Oh, absolutely, the mortgage-backed securities market still exists (and abuses not-withstanding, that kind of market existing is actually quite a good idea) and almost certainly the (commercial) bank with the offices that you go into to sign mortgage paperwork is not the same (investment) bank that actually has rights to the income from your payments and is exposed to the loss should you default. My comments were from the perspective of the latter bank.

Were there ever sweeter words in the English language? :smiley:

Thanks for all the input, guys - it does sound like our bank is the next place to check.

Just to follow up: my recollection from a long-ago Land Transactions class in law school is that in Canada, federal law prohibits a mortgage for residential property with a longer term than five years. Amortisation period is subject to negotiation, but the term of the mortgage agreement cannot exceed five years. This is a consumer protection measure, to prevent a borrower from being locked in for an unduly long period and being unable to take advantage of changes in the interest rates, or more favourable policies with a different lender.

Not meant as legal advice, of course: as others have stated, first thing is to read your mortgage agreement carefully, then talk to your bank.

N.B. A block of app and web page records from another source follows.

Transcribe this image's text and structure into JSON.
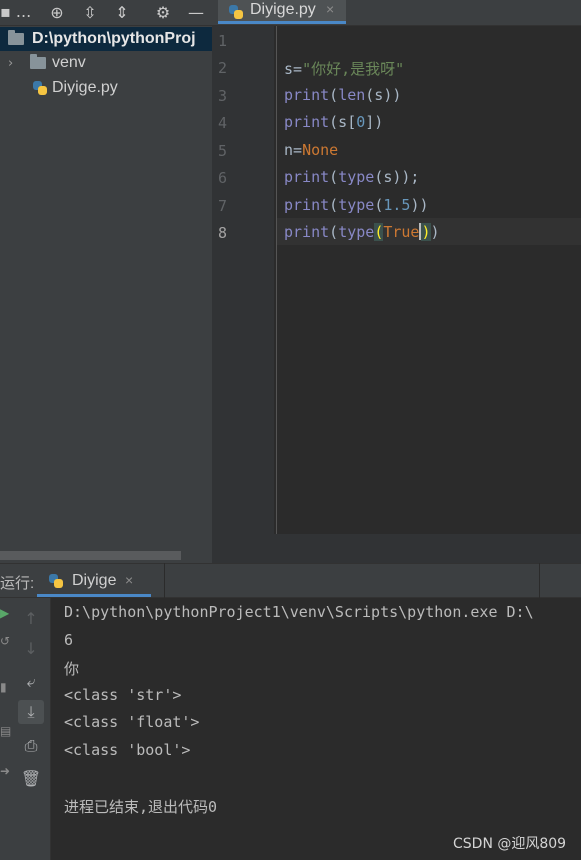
{
  "toolbar": {
    "project_menu": "▪ ...",
    "editor_tab_label": "Diyige.py",
    "editor_tab_close": "×"
  },
  "project": {
    "root_label": "D:\\python\\pythonProj",
    "items": [
      {
        "label": "venv"
      },
      {
        "label": "Diyige.py"
      }
    ]
  },
  "editor": {
    "line_numbers": [
      "1",
      "2",
      "3",
      "4",
      "5",
      "6",
      "7",
      "8"
    ]
  },
  "run": {
    "title": "运行:",
    "tab_label": "Diyige",
    "tab_close": "×",
    "output": [
      "D:\\python\\pythonProject1\\venv\\Scripts\\python.exe D:\\",
      "6",
      "你",
      "<class 'str'>",
      "<class 'float'>",
      "<class 'bool'>",
      "",
      "进程已结束,退出代码0"
    ]
  },
  "watermark": "CSDN @迎风809",
  "colors": {
    "accent": "#4a88c7",
    "editor_bg": "#2b2b2b",
    "panel_bg": "#3c3f41",
    "string": "#6a8759",
    "keyword": "#cc7832",
    "number": "#6897bb",
    "builtin": "#8888c6"
  }
}
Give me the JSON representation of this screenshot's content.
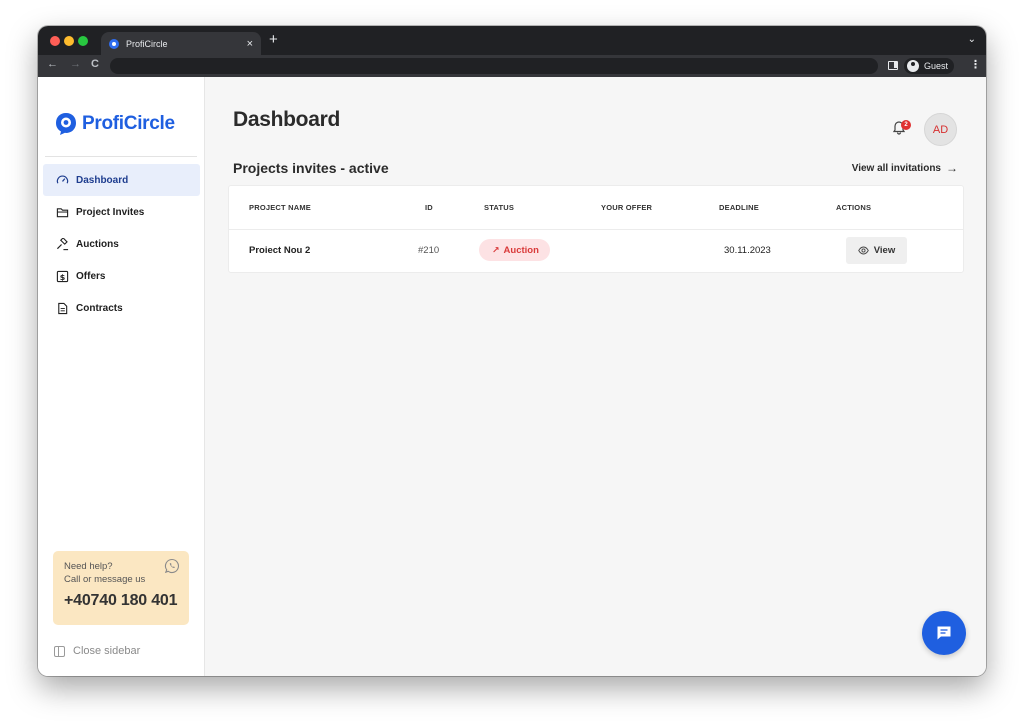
{
  "browser": {
    "tab_title": "ProfiCircle",
    "tab_close": "×",
    "new_tab": "+",
    "tabs_menu": "⌄",
    "back": "←",
    "forward": "→",
    "reload": "C",
    "profile_label": "Guest",
    "menu": "⋮"
  },
  "brand": {
    "name": "ProfiCircle",
    "color": "#1f5fe0"
  },
  "sidebar": {
    "items": [
      {
        "label": "Dashboard",
        "icon": "gauge-icon",
        "active": true
      },
      {
        "label": "Project Invites",
        "icon": "folder-icon"
      },
      {
        "label": "Auctions",
        "icon": "gavel-icon"
      },
      {
        "label": "Offers",
        "icon": "dollar-icon"
      },
      {
        "label": "Contracts",
        "icon": "document-icon"
      }
    ],
    "help": {
      "title": "Need help?",
      "subtitle": "Call or message us",
      "phone": "+40740 180 401",
      "icon": "whatsapp-icon"
    },
    "close_label": "Close sidebar"
  },
  "header": {
    "title": "Dashboard",
    "notification_count": "2",
    "avatar_initials": "AD"
  },
  "invites": {
    "title": "Projects invites - active",
    "view_all": "View all invitations",
    "view_all_arrow": "→",
    "columns": [
      "PROJECT NAME",
      "ID",
      "STATUS",
      "YOUR OFFER",
      "DEADLINE",
      "ACTIONS"
    ],
    "rows": [
      {
        "name": "Proiect Nou 2",
        "id": "#210",
        "status": "Auction",
        "status_icon": "↗",
        "offer": "",
        "deadline": "30.11.2023",
        "action": "View"
      }
    ]
  },
  "colors": {
    "accent": "#1f5fe0",
    "status_auction_bg": "#fde2e4",
    "status_auction_text": "#d93a3a",
    "help_bg": "#fbe7c2"
  }
}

Is that still current? ING was advertising 10 year terms the last time I went on their site, and I’m sure I’ve seen 7 year terms from other banks.

Now you’re making me go off and do research?!?

Well, I’m assuming that if multiple banks are openly advertising a product it’s probably legal:).

It just seems a strange sort of consumer protection law to have in the first place. It seems like it’d be easier to forbid/limit the amount of pre-payment penalties. That way everyone isn’t forced into the can-I-qualify-for-a-mortgage-I-can-afford roulette of balloon payments.

I thought you had to tie lawyers down to stop them from doing research. :smiley:

Funny – that doesn’t seem to be a problem in the States. No one is locked into anything without being able to renegotiate. I can’t even imagine how that would work – you are prohibited from paying off the loan for 30 years no matter what?